§ Interface dataset entries:
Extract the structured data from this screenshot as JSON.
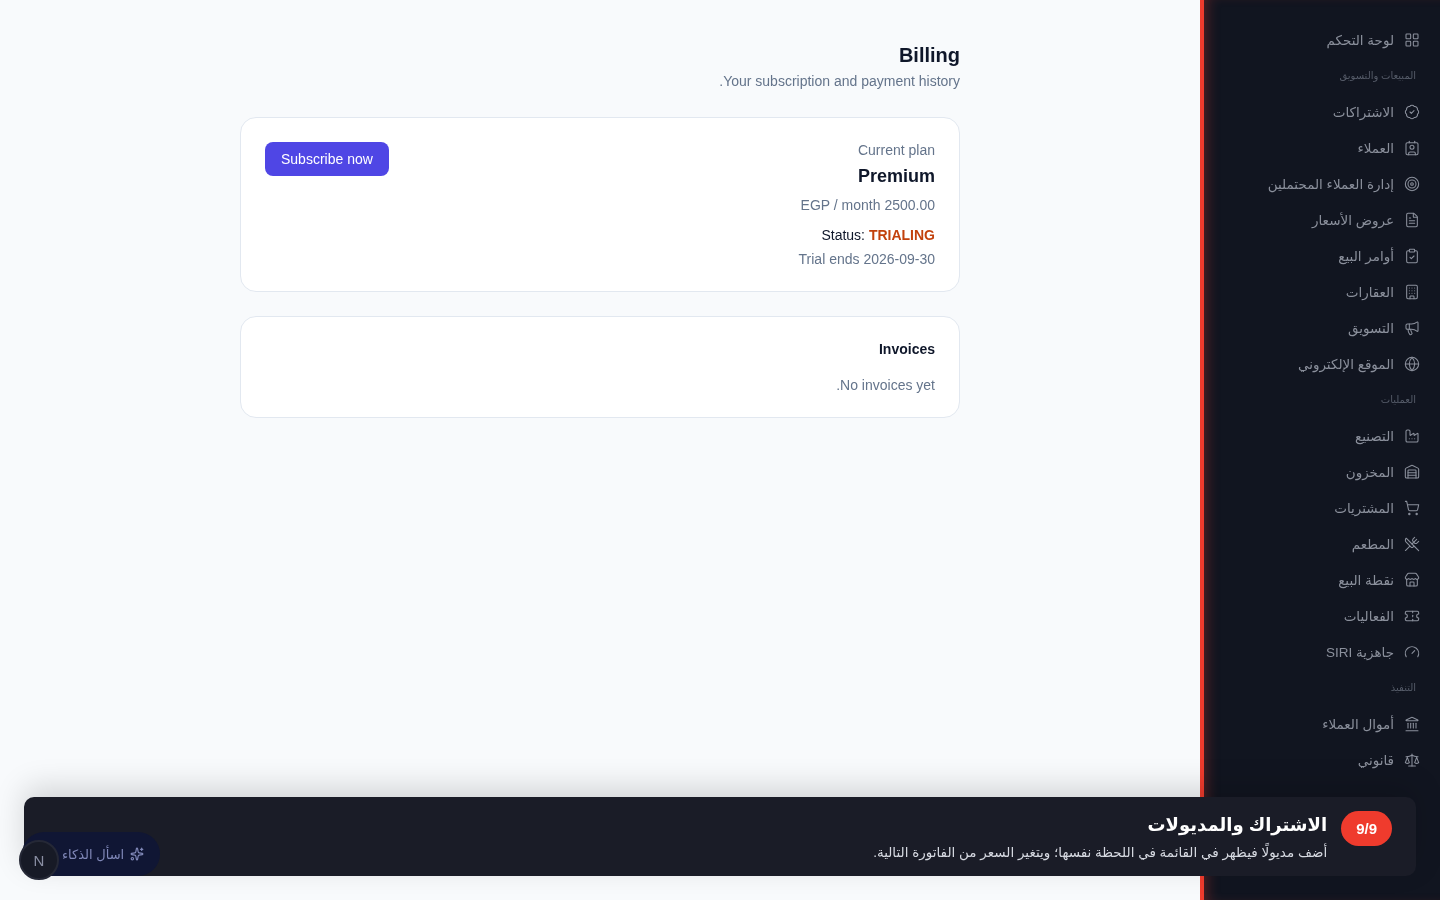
{
  "page": {
    "title": "Billing",
    "subtitle": ".Your subscription and payment history"
  },
  "plan_card": {
    "label": "Current plan",
    "plan": "Premium",
    "price": "EGP / month 2500.00",
    "status_label": "Status:",
    "status": "TRIALING",
    "trial": "Trial ends 2026-09-30",
    "button": "Subscribe now"
  },
  "invoices_card": {
    "title": "Invoices",
    "empty": ".No invoices yet"
  },
  "sidebar": {
    "items": [
      {
        "kind": "link",
        "label": "لوحة التحكم"
      },
      {
        "kind": "heading",
        "label": "المبيعات والتسويق"
      },
      {
        "kind": "link",
        "label": "الاشتراكات"
      },
      {
        "kind": "link",
        "label": "العملاء"
      },
      {
        "kind": "link",
        "label": "إدارة العملاء المحتملين"
      },
      {
        "kind": "link",
        "label": "عروض الأسعار"
      },
      {
        "kind": "link",
        "label": "أوامر البيع"
      },
      {
        "kind": "link",
        "label": "العقارات"
      },
      {
        "kind": "link",
        "label": "التسويق"
      },
      {
        "kind": "link",
        "label": "الموقع الإلكتروني"
      },
      {
        "kind": "heading",
        "label": "العمليات"
      },
      {
        "kind": "link",
        "label": "التصنيع"
      },
      {
        "kind": "link",
        "label": "المخزون"
      },
      {
        "kind": "link",
        "label": "المشتريات"
      },
      {
        "kind": "link",
        "label": "المطعم"
      },
      {
        "kind": "link",
        "label": "نقطة البيع"
      },
      {
        "kind": "link",
        "label": "الفعاليات"
      },
      {
        "kind": "link",
        "label": "جاهزية SIRI"
      },
      {
        "kind": "heading",
        "label": "التنفيذ"
      },
      {
        "kind": "link",
        "label": "أموال العملاء"
      },
      {
        "kind": "link",
        "label": "قانوني"
      }
    ]
  },
  "assistant": {
    "label": "اسأل الذكاء",
    "avatar": "N"
  },
  "tour": {
    "step": "9/9",
    "title": "الاشتراك والمديولات",
    "text": "أضف مديولًا فيظهر في القائمة في اللحظة نفسها؛ ويتغير السعر من الفاتورة التالية."
  }
}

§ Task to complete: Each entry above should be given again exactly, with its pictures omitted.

§ Exercise response:
Extract the structured data from this screenshot as JSON.
{
  "page": {
    "title": "Billing",
    "subtitle": ".Your subscription and payment history"
  },
  "plan_card": {
    "label": "Current plan",
    "plan": "Premium",
    "price": "EGP / month 2500.00",
    "status_label": "Status:",
    "status": "TRIALING",
    "trial": "Trial ends 2026-09-30",
    "button": "Subscribe now"
  },
  "invoices_card": {
    "title": "Invoices",
    "empty": ".No invoices yet"
  },
  "sidebar": {
    "items": [
      {
        "kind": "link",
        "label": "لوحة التحكم"
      },
      {
        "kind": "heading",
        "label": "المبيعات والتسويق"
      },
      {
        "kind": "link",
        "label": "الاشتراكات"
      },
      {
        "kind": "link",
        "label": "العملاء"
      },
      {
        "kind": "link",
        "label": "إدارة العملاء المحتملين"
      },
      {
        "kind": "link",
        "label": "عروض الأسعار"
      },
      {
        "kind": "link",
        "label": "أوامر البيع"
      },
      {
        "kind": "link",
        "label": "العقارات"
      },
      {
        "kind": "link",
        "label": "التسويق"
      },
      {
        "kind": "link",
        "label": "الموقع الإلكتروني"
      },
      {
        "kind": "heading",
        "label": "العمليات"
      },
      {
        "kind": "link",
        "label": "التصنيع"
      },
      {
        "kind": "link",
        "label": "المخزون"
      },
      {
        "kind": "link",
        "label": "المشتريات"
      },
      {
        "kind": "link",
        "label": "المطعم"
      },
      {
        "kind": "link",
        "label": "نقطة البيع"
      },
      {
        "kind": "link",
        "label": "الفعاليات"
      },
      {
        "kind": "link",
        "label": "جاهزية SIRI"
      },
      {
        "kind": "heading",
        "label": "التنفيذ"
      },
      {
        "kind": "link",
        "label": "أموال العملاء"
      },
      {
        "kind": "link",
        "label": "قانوني"
      }
    ]
  },
  "assistant": {
    "label": "اسأل الذكاء",
    "avatar": "N"
  },
  "tour": {
    "step": "9/9",
    "title": "الاشتراك والمديولات",
    "text": "أضف مديولًا فيظهر في القائمة في اللحظة نفسها؛ ويتغير السعر من الفاتورة التالية."
  }
}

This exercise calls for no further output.